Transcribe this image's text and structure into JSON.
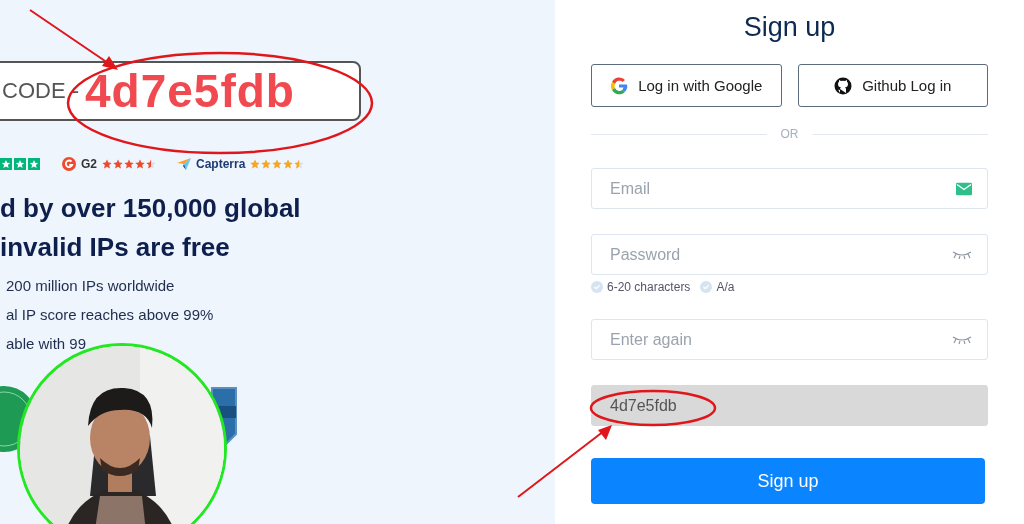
{
  "promo_code": {
    "label": "CODE -",
    "code": "4d7e5fdb"
  },
  "ratings": [
    {
      "kind": "trustpilot"
    },
    {
      "kind": "g2",
      "name": "G2",
      "stars": 4.5
    },
    {
      "kind": "capterra",
      "name": "Capterra",
      "stars": 4.5
    }
  ],
  "headline": [
    "d by over 150,000 global",
    "invalid IPs are free"
  ],
  "bullets": [
    "200 million IPs worldwide",
    "al IP score reaches above 99%",
    "able with 99"
  ],
  "webcam": {
    "kind": "picture"
  },
  "signup": {
    "title": "Sign up",
    "social_buttons": [
      {
        "kind": "google",
        "label": "Log in with Google"
      },
      {
        "kind": "github",
        "label": "Github Log in"
      }
    ],
    "divider": "OR",
    "fields": [
      {
        "kind": "email",
        "placeholder": "Email"
      },
      {
        "kind": "password",
        "placeholder": "Password",
        "hints": [
          "6-20 characters",
          "A/a"
        ]
      },
      {
        "kind": "password",
        "placeholder": "Enter again"
      },
      {
        "kind": "code",
        "value": "4d7e5fdb",
        "disabled": true
      }
    ],
    "submit": "Sign up"
  }
}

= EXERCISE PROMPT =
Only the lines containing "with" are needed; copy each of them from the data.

= EXERCISE ANSWER =
    "able with 99"
        "label": "Log in with Google"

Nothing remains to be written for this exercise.